Brobdingnag [ˈbrɒbdɪŋˌnæg] n. Often incorrectly Brobdignag.

1.) The name given by Jonathan Swift in Gulliver's Travels to an imaginary country where everything is on a gigantic scale. Hence used attributively as: Of, or pertaining to, that country; of huge dimensions; immense; gigantic (O.E.D. 2nd Ed.).

"Huge untutored Brobdignag genius,—needing only to be tamed down; into Shakspeares, Dantes, Goethes!
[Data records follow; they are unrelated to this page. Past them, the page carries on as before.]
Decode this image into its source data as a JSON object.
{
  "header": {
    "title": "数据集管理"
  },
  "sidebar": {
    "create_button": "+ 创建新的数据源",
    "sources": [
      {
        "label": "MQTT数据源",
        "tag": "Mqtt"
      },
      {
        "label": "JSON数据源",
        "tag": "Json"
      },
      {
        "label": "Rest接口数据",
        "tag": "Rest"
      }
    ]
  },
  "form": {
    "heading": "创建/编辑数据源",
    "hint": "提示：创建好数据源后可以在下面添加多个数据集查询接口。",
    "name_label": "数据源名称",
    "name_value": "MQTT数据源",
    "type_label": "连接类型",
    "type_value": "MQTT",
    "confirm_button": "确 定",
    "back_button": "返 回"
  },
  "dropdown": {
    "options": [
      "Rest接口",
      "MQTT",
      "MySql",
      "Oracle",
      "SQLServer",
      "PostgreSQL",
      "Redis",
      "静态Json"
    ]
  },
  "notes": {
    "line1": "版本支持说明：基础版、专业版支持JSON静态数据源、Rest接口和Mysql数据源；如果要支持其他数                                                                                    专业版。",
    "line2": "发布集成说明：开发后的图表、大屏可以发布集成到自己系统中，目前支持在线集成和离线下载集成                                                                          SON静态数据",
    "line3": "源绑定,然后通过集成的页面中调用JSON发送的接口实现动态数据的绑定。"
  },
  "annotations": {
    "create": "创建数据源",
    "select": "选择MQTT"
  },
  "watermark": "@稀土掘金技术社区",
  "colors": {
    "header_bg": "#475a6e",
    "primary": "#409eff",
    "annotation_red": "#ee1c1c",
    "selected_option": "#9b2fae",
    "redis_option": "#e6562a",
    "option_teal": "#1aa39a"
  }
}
It is all gone now, that old Norse work,—Thor the Thunder-god changed into Jack the Giant-killer: but the mind that made it is here yet" (On Heroes, Hero-Worship, and the Heroic in History, Thomas Carlyle, 1841).

(Tors strid med jättarna, Mårten Eskil Winge, 1872)


Debra She Who Seeks said...

On the rare occasions this word is still used, I usually see it used as an adjective -- "Brobdingnagian." I think its opposite, "Lilliputian," gets used more often and is known more by people because it rolls off the tongue much more easily.

Poke The Rock said...

the chances of me remembering this word...are low, but I like the sound of it.

Post a Comment